[[ DATA open ]]
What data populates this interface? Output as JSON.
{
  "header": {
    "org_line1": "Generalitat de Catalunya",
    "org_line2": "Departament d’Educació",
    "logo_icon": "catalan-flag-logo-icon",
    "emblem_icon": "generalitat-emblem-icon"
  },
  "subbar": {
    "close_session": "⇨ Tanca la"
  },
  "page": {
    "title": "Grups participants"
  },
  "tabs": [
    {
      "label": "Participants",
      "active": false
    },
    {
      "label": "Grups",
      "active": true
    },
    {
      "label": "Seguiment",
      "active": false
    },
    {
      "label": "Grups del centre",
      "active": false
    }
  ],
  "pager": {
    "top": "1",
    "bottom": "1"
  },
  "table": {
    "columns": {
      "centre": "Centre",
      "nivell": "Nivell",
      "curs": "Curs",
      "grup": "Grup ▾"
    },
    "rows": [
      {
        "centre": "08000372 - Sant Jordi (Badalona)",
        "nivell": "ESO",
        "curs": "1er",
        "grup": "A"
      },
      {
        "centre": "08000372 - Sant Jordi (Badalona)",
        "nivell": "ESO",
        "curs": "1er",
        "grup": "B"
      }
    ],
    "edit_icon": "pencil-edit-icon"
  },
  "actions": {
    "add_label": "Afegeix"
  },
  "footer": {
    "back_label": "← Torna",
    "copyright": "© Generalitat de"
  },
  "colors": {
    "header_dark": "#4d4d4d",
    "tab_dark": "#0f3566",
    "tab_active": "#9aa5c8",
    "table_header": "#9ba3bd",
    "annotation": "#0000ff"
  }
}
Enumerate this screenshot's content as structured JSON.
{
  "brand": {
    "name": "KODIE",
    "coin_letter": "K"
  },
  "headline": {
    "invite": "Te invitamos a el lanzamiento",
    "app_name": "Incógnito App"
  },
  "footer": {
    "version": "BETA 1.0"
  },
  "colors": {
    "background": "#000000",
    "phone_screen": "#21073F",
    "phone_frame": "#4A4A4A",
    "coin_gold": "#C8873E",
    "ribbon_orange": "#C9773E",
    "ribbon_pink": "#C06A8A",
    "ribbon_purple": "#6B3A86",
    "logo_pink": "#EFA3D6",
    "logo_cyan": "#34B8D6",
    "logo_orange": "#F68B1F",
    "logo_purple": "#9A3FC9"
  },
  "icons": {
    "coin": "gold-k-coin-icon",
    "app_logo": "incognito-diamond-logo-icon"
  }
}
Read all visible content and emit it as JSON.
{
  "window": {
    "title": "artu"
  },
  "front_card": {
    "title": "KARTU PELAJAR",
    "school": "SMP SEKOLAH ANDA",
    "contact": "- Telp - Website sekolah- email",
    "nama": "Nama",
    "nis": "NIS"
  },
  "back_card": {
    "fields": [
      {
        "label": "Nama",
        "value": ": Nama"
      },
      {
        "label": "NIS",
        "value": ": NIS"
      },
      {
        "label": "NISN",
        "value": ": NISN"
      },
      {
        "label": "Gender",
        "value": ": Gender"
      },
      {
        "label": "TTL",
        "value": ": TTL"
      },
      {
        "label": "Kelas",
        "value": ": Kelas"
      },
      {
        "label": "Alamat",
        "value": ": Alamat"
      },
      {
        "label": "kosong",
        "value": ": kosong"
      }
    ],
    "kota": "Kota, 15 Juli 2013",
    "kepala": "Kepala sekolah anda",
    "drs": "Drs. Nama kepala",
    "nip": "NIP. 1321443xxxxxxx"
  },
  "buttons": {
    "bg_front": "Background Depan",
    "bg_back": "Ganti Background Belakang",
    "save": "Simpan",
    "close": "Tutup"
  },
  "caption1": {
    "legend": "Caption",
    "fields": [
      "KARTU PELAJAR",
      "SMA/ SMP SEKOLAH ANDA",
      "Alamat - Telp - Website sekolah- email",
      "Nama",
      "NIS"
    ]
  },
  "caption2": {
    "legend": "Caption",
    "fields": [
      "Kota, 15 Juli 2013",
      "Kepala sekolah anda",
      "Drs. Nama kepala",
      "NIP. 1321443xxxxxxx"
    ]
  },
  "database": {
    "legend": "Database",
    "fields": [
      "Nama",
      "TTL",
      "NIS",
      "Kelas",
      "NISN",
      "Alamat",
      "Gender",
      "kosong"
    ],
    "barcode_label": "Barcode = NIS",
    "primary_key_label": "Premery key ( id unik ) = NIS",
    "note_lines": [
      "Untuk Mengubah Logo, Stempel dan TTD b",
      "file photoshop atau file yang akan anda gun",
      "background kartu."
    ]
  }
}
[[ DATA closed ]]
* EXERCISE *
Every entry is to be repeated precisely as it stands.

* ANSWER FOR THIS EXERCISE *
What data populates this interface? Output as JSON.
{
  "header": {
    "org_line1": "Generalitat de Catalunya",
    "org_line2": "Departament d’Educació",
    "logo_icon": "catalan-flag-logo-icon",
    "emblem_icon": "generalitat-emblem-icon"
  },
  "subbar": {
    "close_session": "⇨ Tanca la"
  },
  "page": {
    "title": "Grups participants"
  },
  "tabs": [
    {
      "label": "Participants",
      "active": false
    },
    {
      "label": "Grups",
      "active": true
    },
    {
      "label": "Seguiment",
      "active": false
    },
    {
      "label": "Grups del centre",
      "active": false
    }
  ],
  "pager": {
    "top": "1",
    "bottom": "1"
  },
  "table": {
    "columns": {
      "centre": "Centre",
      "nivell": "Nivell",
      "curs": "Curs",
      "grup": "Grup ▾"
    },
    "rows": [
      {
        "centre": "08000372 - Sant Jordi (Badalona)",
        "nivell": "ESO",
        "curs": "1er",
        "grup": "A"
      },
      {
        "centre": "08000372 - Sant Jordi (Badalona)",
        "nivell": "ESO",
        "curs": "1er",
        "grup": "B"
      }
    ],
    "edit_icon": "pencil-edit-icon"
  },
  "actions": {
    "add_label": "Afegeix"
  },
  "footer": {
    "back_label": "← Torna",
    "copyright": "© Generalitat de"
  },
  "colors": {
    "header_dark": "#4d4d4d",
    "tab_dark": "#0f3566",
    "tab_active": "#9aa5c8",
    "table_header": "#9ba3bd",
    "annotation": "#0000ff"
  }
}
Enumerate this screenshot's content as structured JSON.
{
  "brand": {
    "name": "KODIE",
    "coin_letter": "K"
  },
  "headline": {
    "invite": "Te invitamos a el lanzamiento",
    "app_name": "Incógnito App"
  },
  "footer": {
    "version": "BETA 1.0"
  },
  "colors": {
    "background": "#000000",
    "phone_screen": "#21073F",
    "phone_frame": "#4A4A4A",
    "coin_gold": "#C8873E",
    "ribbon_orange": "#C9773E",
    "ribbon_pink": "#C06A8A",
    "ribbon_purple": "#6B3A86",
    "logo_pink": "#EFA3D6",
    "logo_cyan": "#34B8D6",
    "logo_orange": "#F68B1F",
    "logo_purple": "#9A3FC9"
  },
  "icons": {
    "coin": "gold-k-coin-icon",
    "app_logo": "incognito-diamond-logo-icon"
  }
}
Read all visible content and emit it as JSON.
{
  "window": {
    "title": "artu"
  },
  "front_card": {
    "title": "KARTU PELAJAR",
    "school": "SMP SEKOLAH ANDA",
    "contact": "- Telp - Website sekolah- email",
    "nama": "Nama",
    "nis": "NIS"
  },
  "back_card": {
    "fields": [
      {
        "label": "Nama",
        "value": ": Nama"
      },
      {
        "label": "NIS",
        "value": ": NIS"
      },
      {
        "label": "NISN",
        "value": ": NISN"
      },
      {
        "label": "Gender",
        "value": ": Gender"
      },
      {
        "label": "TTL",
        "value": ": TTL"
      },
      {
        "label": "Kelas",
        "value": ": Kelas"
      },
      {
        "label": "Alamat",
        "value": ": Alamat"
      },
      {
        "label": "kosong",
        "value": ": kosong"
      }
    ],
    "kota": "Kota, 15 Juli 2013",
    "kepala": "Kepala sekolah anda",
    "drs": "Drs. Nama kepala",
    "nip": "NIP. 1321443xxxxxxx"
  },
  "buttons": {
    "bg_front": "Background Depan",
    "bg_back": "Ganti Background Belakang",
    "save": "Simpan",
    "close": "Tutup"
  },
  "caption1": {
    "legend": "Caption",
    "fields": [
      "KARTU PELAJAR",
      "SMA/ SMP SEKOLAH ANDA",
      "Alamat - Telp - Website sekolah- email",
      "Nama",
      "NIS"
    ]
  },
  "caption2": {
    "legend": "Caption",
    "fields": [
      "Kota, 15 Juli 2013",
      "Kepala sekolah anda",
      "Drs. Nama kepala",
      "NIP. 1321443xxxxxxx"
    ]
  },
  "database": {
    "legend": "Database",
    "fields": [
      "Nama",
      "TTL",
      "NIS",
      "Kelas",
      "NISN",
      "Alamat",
      "Gender",
      "kosong"
    ],
    "barcode_label": "Barcode = NIS",
    "primary_key_label": "Premery key ( id unik ) = NIS",
    "note_lines": [
      "Untuk Mengubah Logo, Stempel dan TTD b",
      "file photoshop atau file yang akan anda gun",
      "background kartu."
    ]
  }
}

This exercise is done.